Rich Lister Calls Out City’s ‘Outpaced’ Planning Scheme

A new masterplan filed for one of Brisbane’s newest emerging waterfront precincts is challenging the city’s prevailing “outpaced” planning scheme.

BMI Group’s Rivermakers project—led by local rich lister Balfour Irvine—on the former Mobil Bulk Fuel Depot site at Morningside in Brisbane’s east is gearing up for its next phase of growth.

It has lodged its masterplan with the Brisbane City Council to establish a precinct-based approach to the 30ha site to “take advantage of its unique attributes” and build on the early success of its riverfront development.

As part of its proposal, it has made a variation request in a bid to unlock greater flexibility in land uses for its riverside destination directly across the Brisbane River from the planned 2032 Olympics athletes village.

“The planning requirements … which dictate the development of industrial buildings and precincts have remained largely unchanged since City Plan 2000 and have been outpaced with the evolution of the sector,” the submitted planning report said.

“As a result, the existing planning scheme hierarchy is no longer suitable to deliver a modern, innovative industrial estate.”

According to BMI Group, the masterplan—unlocking 250m of riverfront recreational space—is designed “to meet new urban approaches to industry”.

“Rivermakers responds to an identified need to co-locate commercial activities with industrial uses with access to high quality amenity and services,” its report said.

“The proposed variation request seeks to modify the categories of assessment for various supporting land uses to increase the opportunity for the flexibility and amenity required for the emerging new industrial sector.”

▲ The new masterplan for the Rivermakers precinct in Brisbane’s east includes unlocking 250m of riverfront recreational space directly across from the city’s planned Olympic athletes village. 
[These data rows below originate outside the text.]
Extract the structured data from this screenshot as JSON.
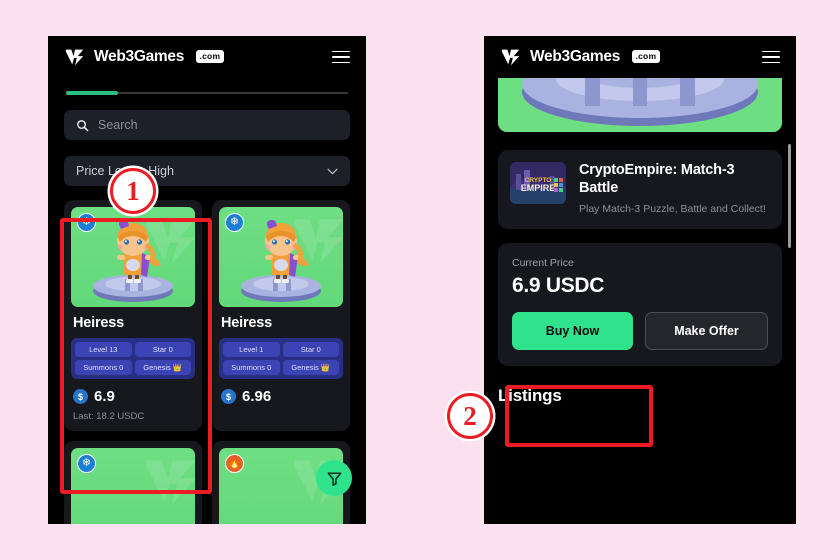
{
  "background_color": "#fbe0f0",
  "accent_green": "#2fe38c",
  "annotation_color": "#ed1c24",
  "brand": {
    "name": "Web3Games",
    "badge": ".com",
    "logo_icon": "web3games-logo-icon"
  },
  "left_phone": {
    "header": {
      "menu_icon": "hamburger-menu-icon"
    },
    "search": {
      "placeholder": "Search",
      "icon": "search-icon"
    },
    "sort": {
      "value": "Price Low to High",
      "chevron_icon": "chevron-down-icon"
    },
    "filter_fab": {
      "icon": "filter-funnel-icon"
    },
    "cards": [
      {
        "name": "Heiress",
        "element_badge_icon": "snowflake-icon",
        "stats": [
          "Level 13",
          "Star 0",
          "Summons 0",
          "Genesis 👑"
        ],
        "currency_icon": "usdc-coin-icon",
        "price": "6.9",
        "last_sale": "Last: 18.2 USDC"
      },
      {
        "name": "Heiress",
        "element_badge_icon": "snowflake-icon",
        "stats": [
          "Level 1",
          "Star 0",
          "Summons 0",
          "Genesis 👑"
        ],
        "currency_icon": "usdc-coin-icon",
        "price": "6.96",
        "last_sale": ""
      }
    ]
  },
  "right_phone": {
    "header": {
      "menu_icon": "hamburger-menu-icon"
    },
    "game": {
      "title": "CryptoEmpire: Match-3 Battle",
      "subtitle": "Play Match-3 Puzzle, Battle and Collect!",
      "thumb_icon": "cryptoempire-thumbnail"
    },
    "price_panel": {
      "label": "Current Price",
      "amount": "6.9 USDC",
      "buy_label": "Buy Now",
      "offer_label": "Make Offer"
    },
    "listings_heading": "Listings"
  },
  "annotations": [
    {
      "number": "1",
      "target": "sort-dropdown"
    },
    {
      "number": "2",
      "target": "buy-now-button"
    }
  ]
}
Heritage buildings on the site bounded by Dunhill Crescent, Colmslie Road and Lytton Road—including the former Commonwealth Acetate of Lime Factory—have already been integrated into the project and repurposed to accommodate businesses including brewers, distillers, and ceramicists.
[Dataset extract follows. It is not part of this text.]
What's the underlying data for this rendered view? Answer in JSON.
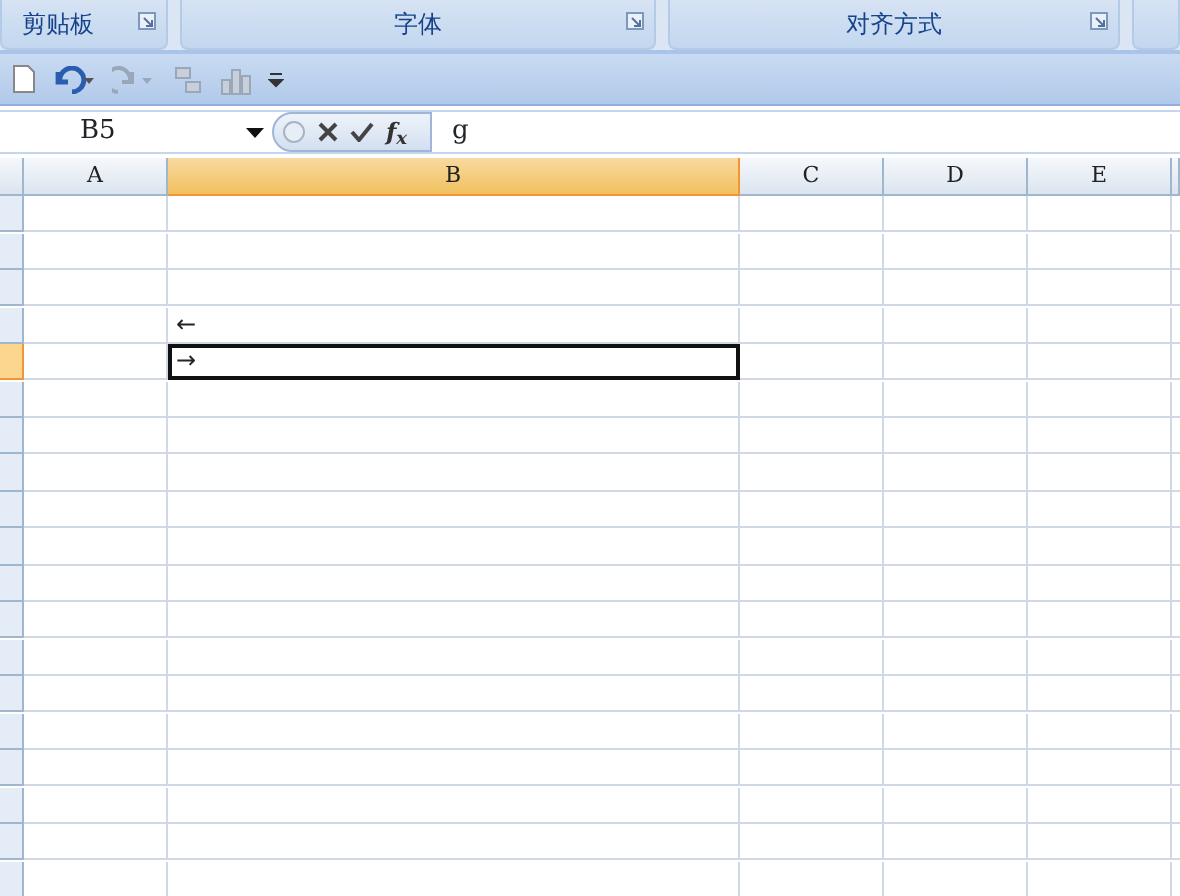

“The re-use and adaptation of these buildings is a strong statement on the evolution of Brisbane’s industrial economy,” the report said.

Under the masterplan, it is planned Rivermakers heritage quarter will cater for more food and beverage specialists.

“Council is currently reviewing its industrial land use regulations with a view to making them more flexible and allowing a mix of contemporary uses and our master plan aligns with those ambitions,” development manager Michael Irvine said.

“Rivermakers is emerging as a riverside destination for a range of opportunities, enabling Brisbane’s industrial and business sectors to evolve while providing the work-life-balance people seek.

“The demand from industry shows there is clearly a need for this new way of operating and the masterplan allows us to get on with the job of making it happen.”

Rivermakers adjoins the Raptis Fish Market and meat processor Australian Country Choice.

The lodgement of the new masterplan follows a legal battle between Balfour Irvine and Trevor Lee, the billionaire cattle baron and owner of the neighbouring meatworks, who launched a Planning and Environment Court appeal against the council’s approval of two new businesses in the Rivermakers precinct.

In the case, Lee said he had been assured the site would not be developed for retail, restaurant or food activities or any use outside the existing industrial zoning.

But Irvine reportedly claimed he only ever said that he would never do residential development at Rivermakers.

“To be clear Rivermakers does not propose any of the following: residential activities, childcare centres, schools and full line supermarket,” the filed masterplan documents said.

The application also proposes a protocol that protects the rights of the site’s neighbours to continue their current industrial uses as a condition of approval.

“We want to be a good neighbour and give them comfort that they will not be impacted down the track,” Michael Irvine said.

He said a series of on-site open days also would be held to present the new masterplan to the community

“We want people to understand the site and explore all the opportunities for such a strategic part of Brisbane’s riverfront.

“That means making the most of this special site for the community while protecting and enhancing amenity for its immediate neighbours.”


Article Source: